**How to complete this task:**
When a record contains an image, skip the image and retype the rest of that record exactly.

Component data from apps and pages
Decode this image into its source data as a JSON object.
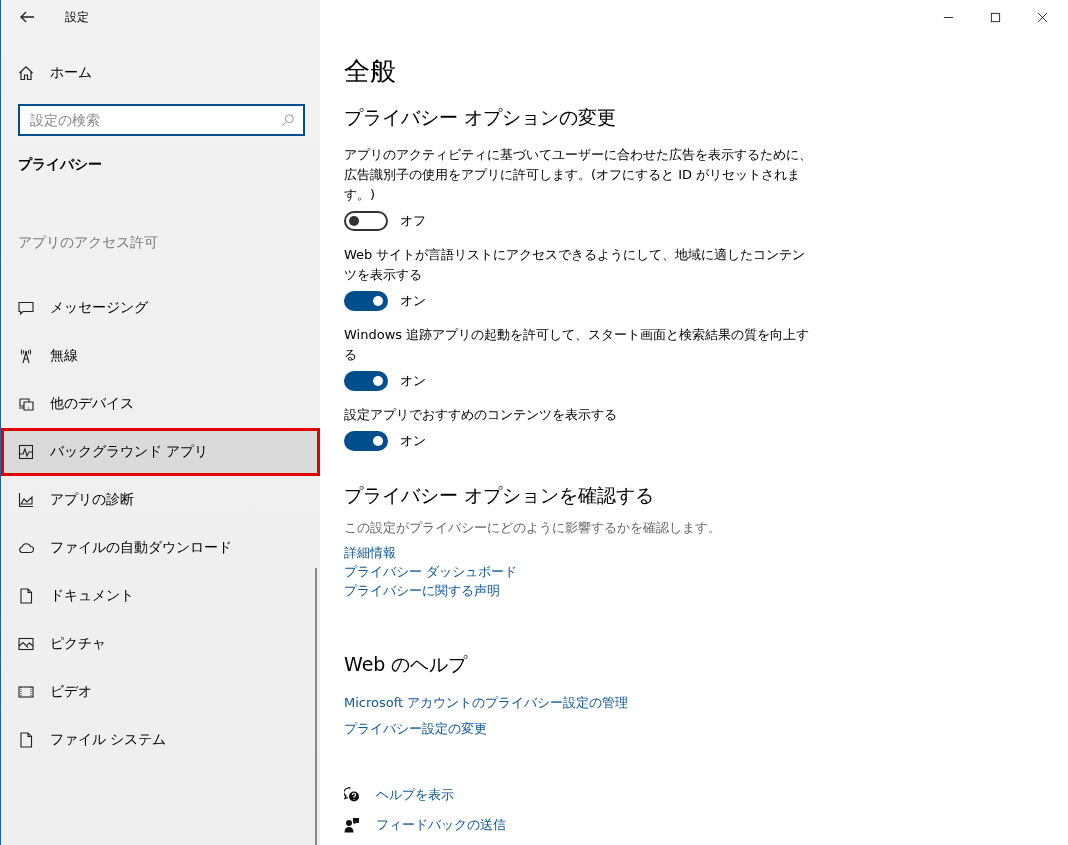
{
  "window": {
    "title": "設定"
  },
  "sidebar": {
    "home": "ホーム",
    "search": {
      "placeholder": "設定の検索"
    },
    "category": "プライバシー",
    "section": "アプリのアクセス許可",
    "items": [
      {
        "label": "メッセージング",
        "selected": false,
        "outlined": false
      },
      {
        "label": "無線",
        "selected": false,
        "outlined": false
      },
      {
        "label": "他のデバイス",
        "selected": false,
        "outlined": false
      },
      {
        "label": "バックグラウンド アプリ",
        "selected": true,
        "outlined": true
      },
      {
        "label": "アプリの診断",
        "selected": false,
        "outlined": false
      },
      {
        "label": "ファイルの自動ダウンロード",
        "selected": false,
        "outlined": false
      },
      {
        "label": "ドキュメント",
        "selected": false,
        "outlined": false
      },
      {
        "label": "ピクチャ",
        "selected": false,
        "outlined": false
      },
      {
        "label": "ビデオ",
        "selected": false,
        "outlined": false
      },
      {
        "label": "ファイル システム",
        "selected": false,
        "outlined": false
      }
    ]
  },
  "main": {
    "title": "全般",
    "options_heading": "プライバシー オプションの変更",
    "settings": [
      {
        "description": "アプリのアクティビティに基づいてユーザーに合わせた広告を表示するために、広告識別子の使用をアプリに許可します。(オフにすると ID がリセットされます。)",
        "on": false,
        "state_label": "オフ"
      },
      {
        "description": "Web サイトが言語リストにアクセスできるようにして、地域に適したコンテンツを表示する",
        "on": true,
        "state_label": "オン"
      },
      {
        "description": "Windows 追跡アプリの起動を許可して、スタート画面と検索結果の質を向上する",
        "on": true,
        "state_label": "オン"
      },
      {
        "description": "設定アプリでおすすめのコンテンツを表示する",
        "on": true,
        "state_label": "オン"
      }
    ],
    "review_heading": "プライバシー オプションを確認する",
    "review_text": "この設定がプライバシーにどのように影響するかを確認します。",
    "review_links": [
      "詳細情報",
      "プライバシー ダッシュボード",
      "プライバシーに関する声明"
    ],
    "web_help_heading": "Web のヘルプ",
    "web_help_links": [
      "Microsoft アカウントのプライバシー設定の管理",
      "プライバシー設定の変更"
    ],
    "footer_links": [
      "ヘルプを表示",
      "フィードバックの送信"
    ]
  }
}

**Solution:**
Decode this image into its source data as a JSON object.
{
  "window": {
    "title": "設定"
  },
  "sidebar": {
    "home": "ホーム",
    "search": {
      "placeholder": "設定の検索"
    },
    "category": "プライバシー",
    "section": "アプリのアクセス許可",
    "items": [
      {
        "label": "メッセージング",
        "selected": false,
        "outlined": false
      },
      {
        "label": "無線",
        "selected": false,
        "outlined": false
      },
      {
        "label": "他のデバイス",
        "selected": false,
        "outlined": false
      },
      {
        "label": "バックグラウンド アプリ",
        "selected": true,
        "outlined": true
      },
      {
        "label": "アプリの診断",
        "selected": false,
        "outlined": false
      },
      {
        "label": "ファイルの自動ダウンロード",
        "selected": false,
        "outlined": false
      },
      {
        "label": "ドキュメント",
        "selected": false,
        "outlined": false
      },
      {
        "label": "ピクチャ",
        "selected": false,
        "outlined": false
      },
      {
        "label": "ビデオ",
        "selected": false,
        "outlined": false
      },
      {
        "label": "ファイル システム",
        "selected": false,
        "outlined": false
      }
    ]
  },
  "main": {
    "title": "全般",
    "options_heading": "プライバシー オプションの変更",
    "settings": [
      {
        "description": "アプリのアクティビティに基づいてユーザーに合わせた広告を表示するために、広告識別子の使用をアプリに許可します。(オフにすると ID がリセットされます。)",
        "on": false,
        "state_label": "オフ"
      },
      {
        "description": "Web サイトが言語リストにアクセスできるようにして、地域に適したコンテンツを表示する",
        "on": true,
        "state_label": "オン"
      },
      {
        "description": "Windows 追跡アプリの起動を許可して、スタート画面と検索結果の質を向上する",
        "on": true,
        "state_label": "オン"
      },
      {
        "description": "設定アプリでおすすめのコンテンツを表示する",
        "on": true,
        "state_label": "オン"
      }
    ],
    "review_heading": "プライバシー オプションを確認する",
    "review_text": "この設定がプライバシーにどのように影響するかを確認します。",
    "review_links": [
      "詳細情報",
      "プライバシー ダッシュボード",
      "プライバシーに関する声明"
    ],
    "web_help_heading": "Web のヘルプ",
    "web_help_links": [
      "Microsoft アカウントのプライバシー設定の管理",
      "プライバシー設定の変更"
    ],
    "footer_links": [
      "ヘルプを表示",
      "フィードバックの送信"
    ]
  }
}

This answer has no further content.